Explore the politics and culture of rapidly changing South Africa, as well as Swaziland and Mozambique, while engaging with renowned artists and intellectuals.
WHY STUDY CHANGE IN SOUTH AFRICA?
More than two decades into democracy, South Africa continues to struggle with the legacy of apartheid. With the highest income inequality in the world, South Africa is still transforming its political, educational, economic, and health sectors. In the historic coastal city of Durban, you’ll explore the history and dismantling of apartheid and visions for the country’s future. Choose from one of three program tracks. On the journalism track, you’ll work with award-winning journalists at Times Media Group in Cape Town to carry out the full scope of story development, from identifying and researching story ideas, determining newsworthiness, finding sources, working with editors, and adhering to the highest standards of journalism. On the internship track, you’ll gain professional experience in an international setting. And, on the research track, you’ll conduct field research and produce a substantive academic paper. Travel to Mozambique, which played a central role in South Africa’s journey to liberate itself from apartheid. Visit the Luthuli Museum, former home of the first African Nobel Peace Prize winner. Tour the Mandela House in Johannesburg and the Phoenix Settlement in Durban, home of the late Mohandas Gandhi. You will also see a wide range of exotic animals on safari in the Hluhluwe-Umfolozi Game Reserve.
- Witness the mechanics and dismantling of South Africa’s apartheid system.
- Travel to Mozambique for eight days to learn about its role in the struggle.
- Visit the homes of the late Nelson Mandela, Mohandas Gandhi, and others.
- Observe lion, leopard, buffalo, elephant, giraffes, and zebras on safari.
None. For the journalism track, strong writing skills and an interest in journalism are essential. A writing sample may be required as part of the admissions process.
Please visit the SIT Study Abroad website
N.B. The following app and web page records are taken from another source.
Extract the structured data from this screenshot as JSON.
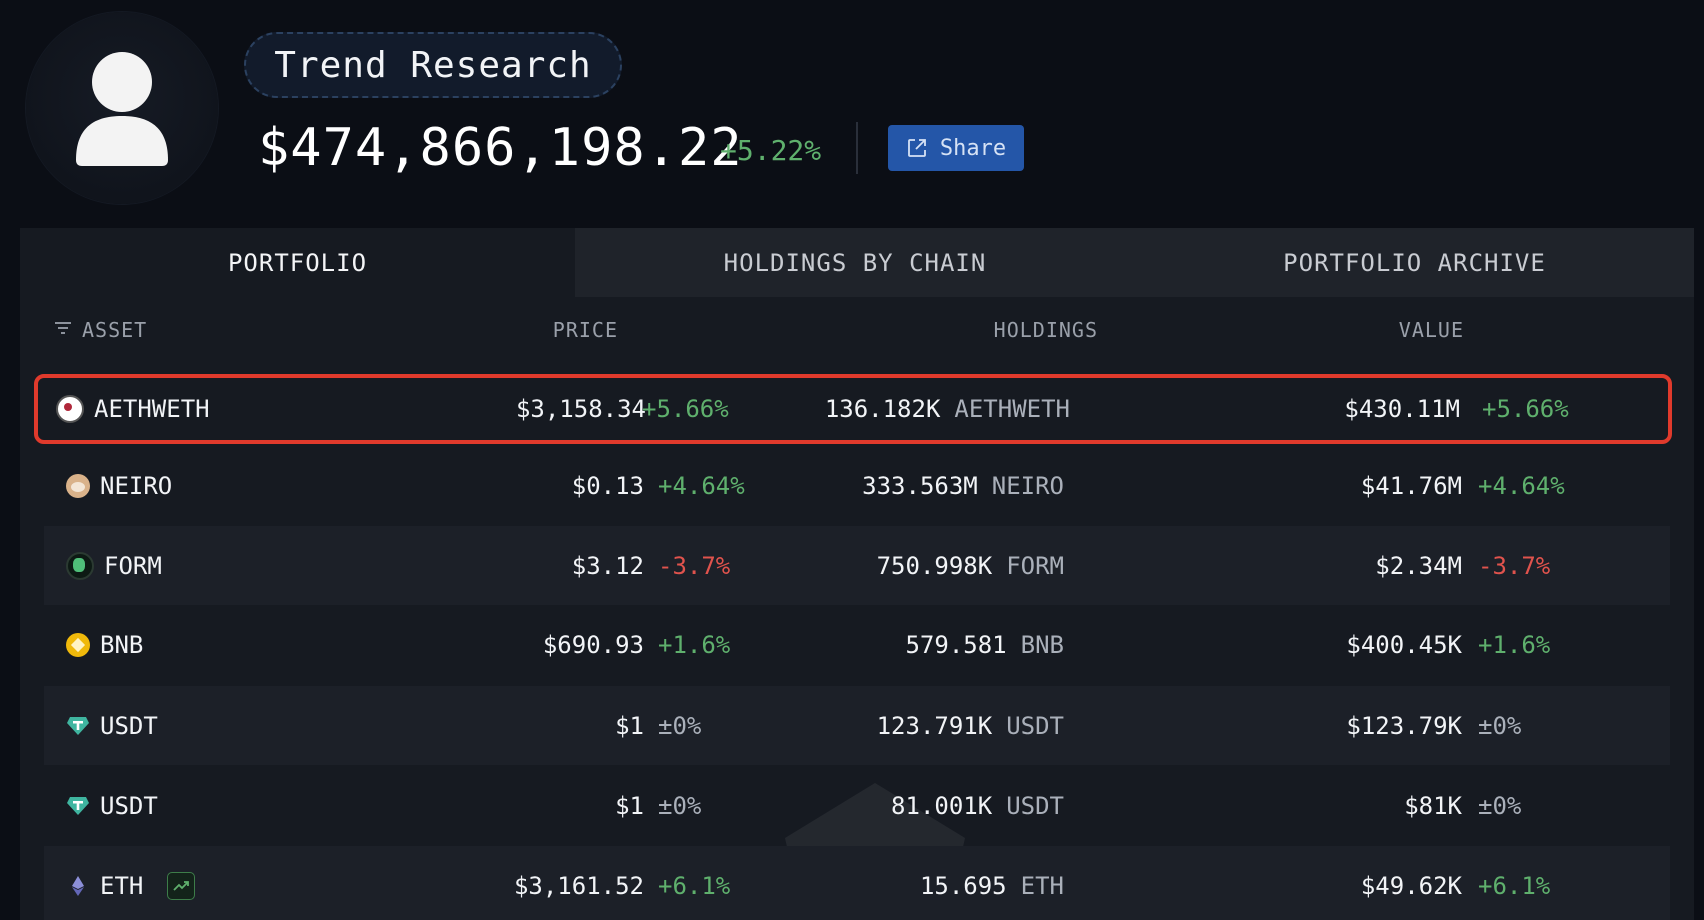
{
  "profile": {
    "name": "Trend Research",
    "balance": "$474,866,198.22",
    "balance_change": "+5.22%",
    "share_label": "Share",
    "avatar_icon": "user-silhouette-icon"
  },
  "tabs": [
    {
      "label": "PORTFOLIO",
      "active": true
    },
    {
      "label": "HOLDINGS BY CHAIN",
      "active": false
    },
    {
      "label": "PORTFOLIO ARCHIVE",
      "active": false
    }
  ],
  "columns": {
    "asset": "ASSET",
    "price": "PRICE",
    "holdings": "HOLDINGS",
    "value": "VALUE"
  },
  "rows": [
    {
      "asset": "AETHWETH",
      "price": "$3,158.34",
      "price_change": "+5.66%",
      "amount": "136.182K",
      "symbol": "AETHWETH",
      "value": "$430.11M",
      "value_change": "+5.66%",
      "highlighted": true,
      "icon": "aethweth-token-icon"
    },
    {
      "asset": "NEIRO",
      "price": "$0.13",
      "price_change": "+4.64%",
      "amount": "333.563M",
      "symbol": "NEIRO",
      "value": "$41.76M",
      "value_change": "+4.64%",
      "icon": "neiro-token-icon"
    },
    {
      "asset": "FORM",
      "price": "$3.12",
      "price_change": "-3.7%",
      "amount": "750.998K",
      "symbol": "FORM",
      "value": "$2.34M",
      "value_change": "-3.7%",
      "icon": "form-token-icon"
    },
    {
      "asset": "BNB",
      "price": "$690.93",
      "price_change": "+1.6%",
      "amount": "579.581",
      "symbol": "BNB",
      "value": "$400.45K",
      "value_change": "+1.6%",
      "icon": "bnb-token-icon"
    },
    {
      "asset": "USDT",
      "price": "$1",
      "price_change": "±0%",
      "amount": "123.791K",
      "symbol": "USDT",
      "value": "$123.79K",
      "value_change": "±0%",
      "icon": "usdt-token-icon"
    },
    {
      "asset": "USDT",
      "price": "$1",
      "price_change": "±0%",
      "amount": "81.001K",
      "symbol": "USDT",
      "value": "$81K",
      "value_change": "±0%",
      "icon": "usdt-token-icon"
    },
    {
      "asset": "ETH",
      "price": "$3,161.52",
      "price_change": "+6.1%",
      "amount": "15.695",
      "symbol": "ETH",
      "value": "$49.62K",
      "value_change": "+6.1%",
      "icon": "eth-token-icon"
    }
  ],
  "colors": {
    "positive": "#5fb06d",
    "negative": "#e0534d",
    "accent": "#2456a8",
    "highlight_border": "#e03a2c"
  }
}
for details on the program courses (including syllabi), educational excursions, and housing.
KEY TOPICS OF STUDY
- Apartheid and emerging visions for post-apartheid South Africa
- Individual vs popular memory; the role of memory in healing trauma
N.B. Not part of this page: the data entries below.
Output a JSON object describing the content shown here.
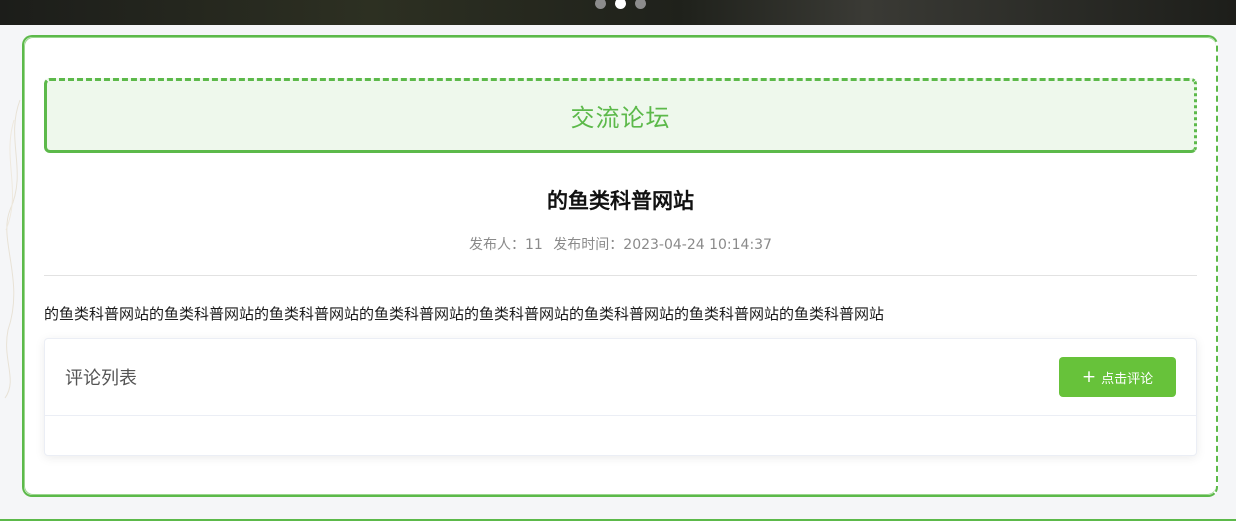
{
  "carousel": {
    "slides": 3,
    "active_index": 1
  },
  "forum": {
    "heading": "交流论坛"
  },
  "post": {
    "title": "的鱼类科普网站",
    "publisher_label": "发布人：11",
    "publish_time_label": "发布时间：2023-04-24 10:14:37",
    "body": "的鱼类科普网站的鱼类科普网站的鱼类科普网站的鱼类科普网站的鱼类科普网站的鱼类科普网站的鱼类科普网站的鱼类科普网站"
  },
  "comments": {
    "title": "评论列表",
    "add_button_label": "点击评论",
    "add_button_icon": "plus-icon"
  },
  "colors": {
    "accent": "#5cb94a",
    "button": "#67c23a",
    "title_bg": "#eef8ec"
  }
}
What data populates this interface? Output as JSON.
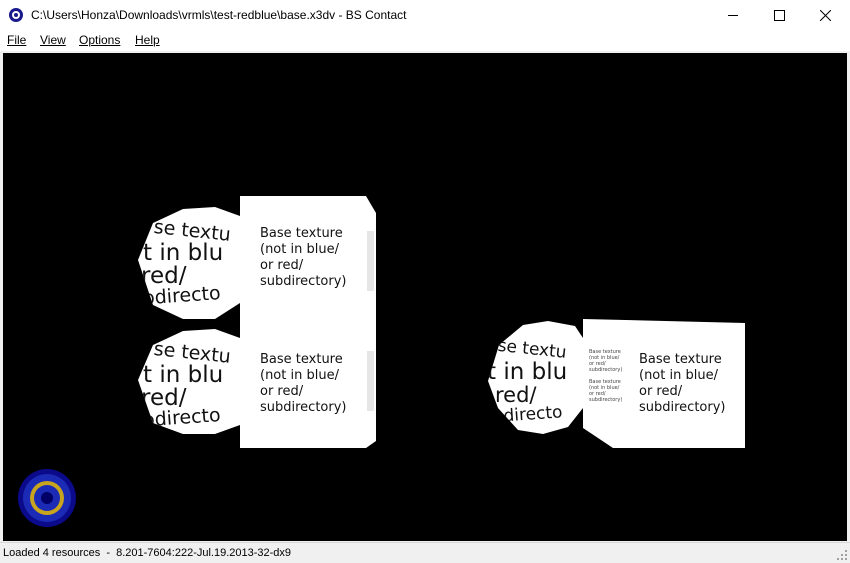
{
  "window": {
    "title": "C:\\Users\\Honza\\Downloads\\vrmls\\test-redblue\\base.x3dv - BS Contact",
    "minimize_icon": "minimize-icon",
    "maximize_icon": "maximize-icon",
    "close_icon": "close-icon"
  },
  "menu": {
    "file": "File",
    "view": "View",
    "options": "Options",
    "help": "Help"
  },
  "scene": {
    "texture_lines": [
      "Base texture",
      "(not in blue/",
      "or red/",
      "subdirectory)"
    ],
    "sphere_words": [
      "se textu",
      "t in blu",
      "red/",
      "bdirecto"
    ],
    "background": "#000000",
    "surface": "#ffffff"
  },
  "status": {
    "text": "Loaded 4 resources  -  8.201-7604:222-Jul.19.2013-32-dx9"
  }
}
- Reconciliation through the Truth and Reconciliation Commission
- Roles of civil society, education, and media in nation-building
- The challenges of transition
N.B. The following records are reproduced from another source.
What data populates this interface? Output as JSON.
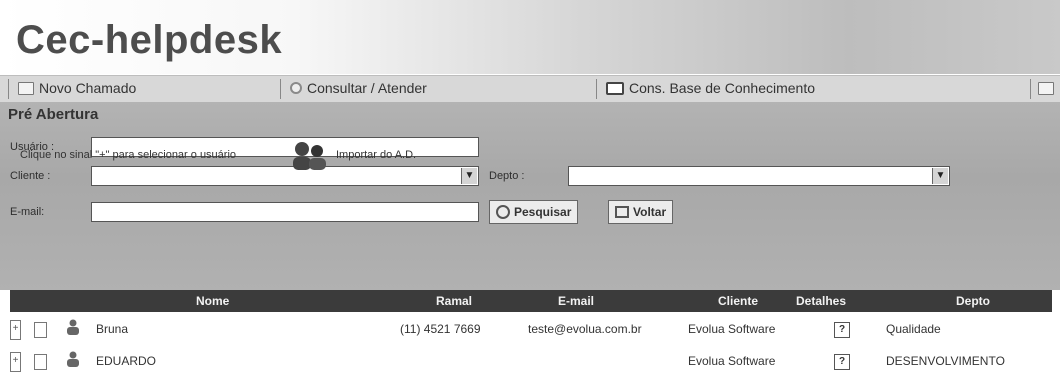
{
  "app": {
    "title": "Cec-helpdesk"
  },
  "menu": {
    "items": [
      {
        "label": "Novo Chamado",
        "icon": "document-icon"
      },
      {
        "label": "Consultar / Atender",
        "icon": "search-icon"
      },
      {
        "label": "Cons. Base de Conhecimento",
        "icon": "book-icon"
      }
    ]
  },
  "panel": {
    "title": "Pré Abertura",
    "usuario_label": "Usuário :",
    "usuario_value": "",
    "cliente_label": "Cliente :",
    "cliente_value": "",
    "depto_label": "Depto :",
    "depto_value": "",
    "email_label": "E-mail:",
    "email_value": "",
    "search_label": "Pesquisar",
    "back_label": "Voltar",
    "hint": "Clique no sinal \"+\" para selecionar o usuário",
    "import_label": "Importar do A.D."
  },
  "table": {
    "headers": [
      "Nome",
      "Ramal",
      "E-mail",
      "Cliente",
      "Detalhes",
      "Depto"
    ],
    "rows": [
      {
        "expand": "+",
        "nome": "Bruna",
        "ramal": "(11) 4521 7669",
        "email": "teste@evolua.com.br",
        "cliente": "Evolua Software",
        "detalhe": "?",
        "depto": "Qualidade"
      },
      {
        "expand": "+",
        "nome": "EDUARDO",
        "ramal": "",
        "email": "",
        "cliente": "Evolua Software",
        "detalhe": "?",
        "depto": "DESENVOLVIMENTO"
      }
    ]
  },
  "colors": {
    "header_dark": "#3b3b3b",
    "panel_gray": "#b0b0b0",
    "menu_gray": "#d8d8d8"
  }
}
- Gender and social change
Be sure to discuss how study abroad costs are handled at your school with your study abroad advisor.
SIT tuition and room and board fees include the following:
- All educational costs, including educational excursions
- All accommodations and meals for the full program duration
- Transportation to and from the airport, and on all educational excursions
- Health and accident insurance
- SIT awards nearly $1.6 million in scholarships and grants annually.
- All scholarships and grants are need-based.
- Awards generally range from $500 to $5,000 for semester programs.
- Contact the financial aid and/or study abroad office(s) at your college or university to learn if your school’s scholarships and grants and federal and state aid programs can be applied to an SIT Study Abroad program.
CONTACT SIT STUDY ABROAD
Social and Political Transformation
Current Program Information
Investigate issues of inequality; poverty; and racial, ethnic, and gender-based discrimination in South Africa. When Nelson Mandela cast his vote in Durban in 1994, South Africa?s system of legislated apartheid receded into history. However, the country continues to struggle with discrimination and poverty. Students explore reconciliation and development through lectures, discussion, field-based activities, and excursions to rural KwaZulu-Natal and Cape Town.
The program base of Durban is a fusion of African, Western, and Eastern influences. It is home to, among others, the Zulu nation, as well as descendants of British settlers, indentured Indian laborers, and traders. Students complete at least one week of service learning in Durban with affiliate grassroots nongovernmental organizations. Some students opt to extend this practical experience by completing an internship as part of their Independent Study Projects.